If you’re asking the question, “What do I want to create?” you’re reconnecting with ideas and results that matter most to you, and considering 2017 to be the greatest year you’ve ever had. My guess is you’re most often operating from goals you pursue, and your choices follow along like an anchor.
Yet, as you look toward the future, you forget to do something just as important—acknowledge what you have accomplished so far. Looking back is just as essential as looking forward. In fact, the best way to manage the gap between now and your future goal is to look back at where you were before and celebrate movement. Confidence ensues. The past becomes a useful ingredient to future growth.
Acknowledgement is the act of completing and accepting the existence of a desired result. Just remember where you actually were three years ago. Doing this will provide you two key capacities:
1) Momentum. By acknowledging distance made, it gives you a platform for bridging into what’s next, to build upon your successes.
2) Gratitude. You begin to see who was responsible for creating change with you. The future you desired back then required allies to make it happen. These allies are your supply lines; they are teachers, guides, collaborators, and even enemies who brought you into this moment successfully.
Now get out a pen and paper and write down the existing conditions you had at that time. Call this Actual One. Now start another list next to this one. Call this Actual Two. These are the existing conditions now, three years later.
Compare the two lists. First look at how you’ve grown or evolved. Take inventory of your own habits and responses to life now compared to then. Look at your time today. How was your time spent back then compared to now? Look at how much time was reactive versus proactive. What were you doing with your free time? How were you structuring your work time? How much time were you spending on your personal gifts, back then? How about now? Look at your finances back then compared to now. Write down the accomplishments and events you’re most proud of.
Take stock of your relationships back then, personal and professional. Some people may have come and gone from your life as it unfolded. Make a list of the top 10 most influential allies and influencers that have impacted your three-year journey from there to here. If you were to start at the bottom of the list and count up to three and cross them off, how do you feel?
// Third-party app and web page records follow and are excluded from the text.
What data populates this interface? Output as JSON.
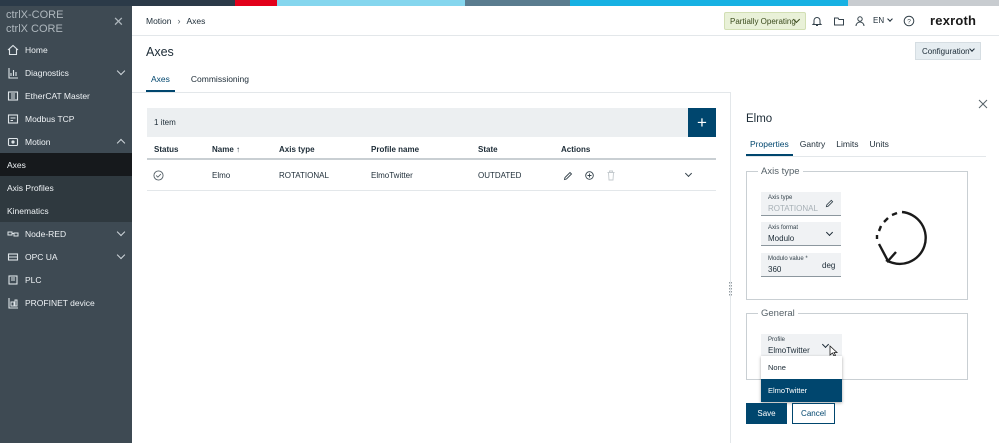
{
  "colors": {
    "strip": [
      "#2b3a48",
      "#e2001a",
      "#85d6ee",
      "#5a7c8f",
      "#17b1e3",
      "#c8ccd0"
    ],
    "sidebar_bg": "#3e4a53",
    "accent": "#00466e",
    "status_bg": "#e9f1d8"
  },
  "sidebar": {
    "brand": "ctrlX-CORE",
    "brand_sub": "ctrlX CORE",
    "items": [
      {
        "label": "Home",
        "icon": "home-icon"
      },
      {
        "label": "Diagnostics",
        "icon": "diagnostics-icon"
      },
      {
        "label": "EtherCAT Master",
        "icon": "ethercat-icon"
      },
      {
        "label": "Modbus TCP",
        "icon": "modbus-icon"
      },
      {
        "label": "Motion",
        "icon": "motion-icon"
      },
      {
        "label": "Node-RED",
        "icon": "node-red-icon"
      },
      {
        "label": "OPC UA",
        "icon": "opcua-icon"
      },
      {
        "label": "PLC",
        "icon": "plc-icon"
      },
      {
        "label": "PROFINET device",
        "icon": "profinet-icon"
      }
    ],
    "motion_sub": [
      "Axes",
      "Axis Profiles",
      "Kinematics"
    ]
  },
  "topbar": {
    "breadcrumb": [
      "Motion",
      "Axes"
    ],
    "status": "Partially Operating",
    "language": "EN",
    "logo": "rexroth"
  },
  "page": {
    "title": "Axes",
    "config_button": "Configuration",
    "tabs": [
      "Axes",
      "Commissioning"
    ]
  },
  "list": {
    "count": "1 item",
    "columns": [
      "Status",
      "Name ↑",
      "Axis type",
      "Profile name",
      "State",
      "Actions"
    ],
    "rows": [
      {
        "name": "Elmo",
        "axis_type": "ROTATIONAL",
        "profile": "ElmoTwitter",
        "state": "OUTDATED"
      }
    ]
  },
  "panel": {
    "title": "Elmo",
    "tabs": [
      "Properties",
      "Gantry",
      "Limits",
      "Units"
    ],
    "axis_type_group": "Axis type",
    "axis_type_label": "Axis type",
    "axis_type_value": "ROTATIONAL",
    "axis_format_label": "Axis format",
    "axis_format_value": "Modulo",
    "modulo_label": "Modulo value *",
    "modulo_value": "360",
    "modulo_unit": "deg",
    "general_group": "General",
    "profile_label": "Profile",
    "profile_value": "ElmoTwitter",
    "profile_options": [
      "None",
      "ElmoTwitter"
    ],
    "save": "Save",
    "cancel": "Cancel"
  }
}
Most likely, you feel bad because you just cannot discount the impact they’ve had on your progress and growth.
During this time of giving thanks, call each one of them, and speak from your heart about how they’ve touched your life and in what way. Don’t hold back your heartfelt words; say what you feel. Tell them the gift they have that has moved you and supported you, and acknowledge their greatest teaching or contribution.
After Thanksgiving dinner, go around the room and have everyone comment on those whose shoulders brought them to this day, and how. The stories are emotionally inspiring. It reminds us that the greatest gift of life is what we leave inside others’ hearts after we’re gone.
“What you appreciate, appreciates!”
Remember that human beings—yes, YOU—are living systems. Remember that no human being is isolated from interdependence. You nor anyone else can actually come into their essential properties—their best self—and work without relationship. To say, “I love you,” is to say, “Thank you for bringing me into the love that I am.”
In fact, the essential activating principle of life cannot be lit without relationship. Just like the Earth depends on the Sun, everything connects to everything as one grid, where flow patterns of energy and information cause form. No one or no thing is independent of anything.
If you let the world change you, then you know what I’m saying to your heart, because it’s listening right now as you read these words.